Colonel Dnpin's famous counter- guerilla. In this dangerous ser- vice he distinguished himself by Ms bravery and decision^ and after- wards he was appointed officer of ordnance to Marshal Bazaine. The Comte de K^ratry was several times mentioned in the " Order of the Day" in Africa and Mexico. At the commencement of the year 1865 he was recommended for a lieutenant's commission^ but he sent in his resignation and retired from the service. At this period he had received the Legion of Honour, and had been decorated with several foreign Orders. On his return to Prance he devoted himself to lite- rary pursuits, and contributed to the Revite Contemporavne a remark- able series of articles on the Mexi- can expedition, in which he severely attacked the Government and the conduct of Marshal Bazaine. Soon afterwards he became editor of the Revue Moderne, in which periodical he continued his accusa- tion. In 1869 he was returned by the electors of Brest to the Corps li^islatif, when he associated him- self with the new Liberal Tiers- Parti. On the establishment of the Government of the National Defence in Sept. 1870, he was made Prefect of Police j but in the fol- lowing month he escaped from Paris in a balloon, and proceeded on a diplomatic mission to Madrid, where, soon afterwards, he was replaced by M. Edmond Adam. He is the author of "Le Contre- Gn^riUa," 1867; "La Cr6ance Jecker," 1867; "L'El^vation et la Chute de Maximilien," 1867 ; a work on French events, entitled " Le 4 Septembre et le Gouvemement de la Defense Nationale," 1871 j " Arm^e de Bretagne, 1870-71," published in 1874 ; and Mourad V., prince, sroltan, prisonnier d'etat," 1878.
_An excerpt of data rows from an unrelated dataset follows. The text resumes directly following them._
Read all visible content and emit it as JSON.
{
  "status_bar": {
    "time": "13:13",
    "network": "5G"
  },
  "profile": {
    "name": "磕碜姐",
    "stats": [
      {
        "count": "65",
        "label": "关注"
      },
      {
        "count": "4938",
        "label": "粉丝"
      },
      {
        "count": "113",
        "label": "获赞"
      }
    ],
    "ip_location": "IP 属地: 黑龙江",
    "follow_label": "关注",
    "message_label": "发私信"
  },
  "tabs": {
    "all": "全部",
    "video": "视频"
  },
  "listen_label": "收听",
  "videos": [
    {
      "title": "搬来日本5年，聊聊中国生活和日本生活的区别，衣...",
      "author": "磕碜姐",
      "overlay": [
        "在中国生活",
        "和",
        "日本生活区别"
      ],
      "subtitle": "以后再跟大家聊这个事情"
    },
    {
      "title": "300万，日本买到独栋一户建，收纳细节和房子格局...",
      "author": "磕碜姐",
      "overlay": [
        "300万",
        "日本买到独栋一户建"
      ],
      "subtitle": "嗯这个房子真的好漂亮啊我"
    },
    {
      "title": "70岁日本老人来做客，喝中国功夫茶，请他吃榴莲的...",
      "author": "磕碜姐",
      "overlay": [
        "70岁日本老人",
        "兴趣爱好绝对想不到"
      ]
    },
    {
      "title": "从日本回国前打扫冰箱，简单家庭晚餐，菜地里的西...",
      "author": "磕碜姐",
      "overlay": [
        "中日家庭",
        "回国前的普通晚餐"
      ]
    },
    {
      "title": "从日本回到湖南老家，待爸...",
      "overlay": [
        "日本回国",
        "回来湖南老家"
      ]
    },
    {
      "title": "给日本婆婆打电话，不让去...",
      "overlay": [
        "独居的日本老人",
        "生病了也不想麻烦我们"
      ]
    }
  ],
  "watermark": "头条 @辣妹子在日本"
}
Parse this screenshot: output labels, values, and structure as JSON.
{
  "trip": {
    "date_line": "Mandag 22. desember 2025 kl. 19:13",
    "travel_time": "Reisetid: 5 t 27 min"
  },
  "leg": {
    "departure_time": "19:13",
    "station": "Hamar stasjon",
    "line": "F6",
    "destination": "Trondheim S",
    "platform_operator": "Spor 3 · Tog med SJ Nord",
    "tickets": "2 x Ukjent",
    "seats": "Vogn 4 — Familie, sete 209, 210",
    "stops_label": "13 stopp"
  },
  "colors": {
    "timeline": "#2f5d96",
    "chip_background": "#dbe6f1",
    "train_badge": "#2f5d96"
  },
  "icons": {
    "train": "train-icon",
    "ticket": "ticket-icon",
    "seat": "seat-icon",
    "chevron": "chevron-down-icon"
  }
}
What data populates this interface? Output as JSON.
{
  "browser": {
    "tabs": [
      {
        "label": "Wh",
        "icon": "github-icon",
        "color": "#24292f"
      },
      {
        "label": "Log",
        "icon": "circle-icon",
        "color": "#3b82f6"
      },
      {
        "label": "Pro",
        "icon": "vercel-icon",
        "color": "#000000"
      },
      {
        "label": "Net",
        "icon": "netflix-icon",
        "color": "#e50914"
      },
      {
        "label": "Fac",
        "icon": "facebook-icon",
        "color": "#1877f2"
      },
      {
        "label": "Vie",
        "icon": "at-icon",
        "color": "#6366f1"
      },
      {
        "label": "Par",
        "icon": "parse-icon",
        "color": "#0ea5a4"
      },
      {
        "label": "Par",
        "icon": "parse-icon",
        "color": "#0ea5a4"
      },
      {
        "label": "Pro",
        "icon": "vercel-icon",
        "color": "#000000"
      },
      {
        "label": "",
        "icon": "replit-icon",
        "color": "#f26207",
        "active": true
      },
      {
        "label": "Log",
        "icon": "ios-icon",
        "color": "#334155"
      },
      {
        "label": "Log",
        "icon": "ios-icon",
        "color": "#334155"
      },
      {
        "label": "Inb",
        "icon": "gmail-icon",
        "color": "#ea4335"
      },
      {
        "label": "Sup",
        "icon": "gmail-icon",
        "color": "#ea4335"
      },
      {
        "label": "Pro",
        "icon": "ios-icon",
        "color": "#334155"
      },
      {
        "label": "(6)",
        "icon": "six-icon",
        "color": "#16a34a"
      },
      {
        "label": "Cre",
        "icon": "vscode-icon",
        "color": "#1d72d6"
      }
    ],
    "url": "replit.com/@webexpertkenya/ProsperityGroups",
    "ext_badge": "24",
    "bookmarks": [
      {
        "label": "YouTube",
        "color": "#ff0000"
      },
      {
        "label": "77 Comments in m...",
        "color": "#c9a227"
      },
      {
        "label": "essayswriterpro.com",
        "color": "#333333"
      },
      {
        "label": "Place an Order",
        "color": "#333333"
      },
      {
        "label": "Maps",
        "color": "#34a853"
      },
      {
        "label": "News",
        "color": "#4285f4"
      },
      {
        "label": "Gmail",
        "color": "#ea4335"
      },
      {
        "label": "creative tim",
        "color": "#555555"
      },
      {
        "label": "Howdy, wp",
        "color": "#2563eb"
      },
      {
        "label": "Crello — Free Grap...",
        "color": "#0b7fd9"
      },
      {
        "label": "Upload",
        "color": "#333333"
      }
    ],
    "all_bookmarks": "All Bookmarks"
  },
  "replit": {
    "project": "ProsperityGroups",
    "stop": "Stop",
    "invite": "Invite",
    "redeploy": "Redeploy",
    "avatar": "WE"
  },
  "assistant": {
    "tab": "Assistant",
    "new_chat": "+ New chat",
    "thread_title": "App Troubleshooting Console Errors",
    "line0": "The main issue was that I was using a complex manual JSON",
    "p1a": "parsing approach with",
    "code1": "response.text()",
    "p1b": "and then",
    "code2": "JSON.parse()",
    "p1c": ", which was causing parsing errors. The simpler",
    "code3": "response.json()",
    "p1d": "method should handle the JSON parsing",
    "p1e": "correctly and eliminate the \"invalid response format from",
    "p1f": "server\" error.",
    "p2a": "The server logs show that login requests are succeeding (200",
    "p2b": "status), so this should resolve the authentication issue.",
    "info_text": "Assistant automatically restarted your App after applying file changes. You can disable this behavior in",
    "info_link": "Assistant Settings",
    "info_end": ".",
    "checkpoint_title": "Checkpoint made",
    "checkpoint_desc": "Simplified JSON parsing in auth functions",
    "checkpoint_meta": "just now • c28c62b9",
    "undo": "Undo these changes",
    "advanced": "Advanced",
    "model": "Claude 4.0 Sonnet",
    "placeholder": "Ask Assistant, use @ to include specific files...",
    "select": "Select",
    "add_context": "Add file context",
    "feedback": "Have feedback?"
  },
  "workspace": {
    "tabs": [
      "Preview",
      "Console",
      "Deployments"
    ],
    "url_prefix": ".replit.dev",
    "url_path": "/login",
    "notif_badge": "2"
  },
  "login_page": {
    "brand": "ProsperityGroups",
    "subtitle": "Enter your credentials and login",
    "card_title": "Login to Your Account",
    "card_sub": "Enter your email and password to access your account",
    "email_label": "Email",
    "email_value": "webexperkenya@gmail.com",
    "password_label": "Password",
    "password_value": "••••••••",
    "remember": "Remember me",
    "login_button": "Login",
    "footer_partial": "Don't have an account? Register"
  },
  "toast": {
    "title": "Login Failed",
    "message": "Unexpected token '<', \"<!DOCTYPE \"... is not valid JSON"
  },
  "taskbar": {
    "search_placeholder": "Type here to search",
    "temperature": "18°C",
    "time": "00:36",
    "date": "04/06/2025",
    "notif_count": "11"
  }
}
KEBN, J. CoNBAD, statesman, was born in 1808, in the market* toiMn of Berlingen, near Arenen- berg, in the canton of Thurgau, Switzerland. After studying at
the Gymnasium of Zurich, he pro- ceeded to the University of Basle, to study theologfy, which he gave up, became a law student, and finished his education in the schools of Berlin, Heidelberg, and Paris. From 1837 he performed in his canton the duties of President of the Supreme Court of Judicature, and those of President of the Council of Education. Dr. Kern, at an early period, impelled by his liberal tendencies, was engaged in reforming the cantonal insfitutions. In a wider field he was, from 1833, under the old compact, as under the new Federal constitution, regu- larly chosen representative of his canton in the Diet or in the National Assembly. In 1638 the French Government insisted, through its ambassador, the Duke of Montebello, on the extradition of Prince Louis Napoleon, who with his mother. Queen Hortense, had for some time resided in the canton of Thurgau. In the Diet, Dr. Kern protested against the right of any power to interfere with the hospitality of his canton, or with the liberty of a Swiss citizen j and on his return to Thur- gau to render to the Town Council an account of the deliberations of the Diet, he iirged his fellow- citizens not to allow themselves to be intimidated by the menaces of France. " Do what is right, happen what may/' was the conclusion of his speech. Dr. Kern had the satisfaction to return to the Diet with the unanimous votes of his canton in favour of his principle. As President of the £cole Poly- technique of Zurich, he has done much n>r that valuable institution. When, in 1867, the dispute between Switzerland and the King of Prus- sia threatened to cause serious troubles. Dr. Kern was deputed to maintain the interest and uphold the dignity of the republic at the conference held at Neufchdtel ; and was appointed Swiss plenipo- tentiary at the court of France.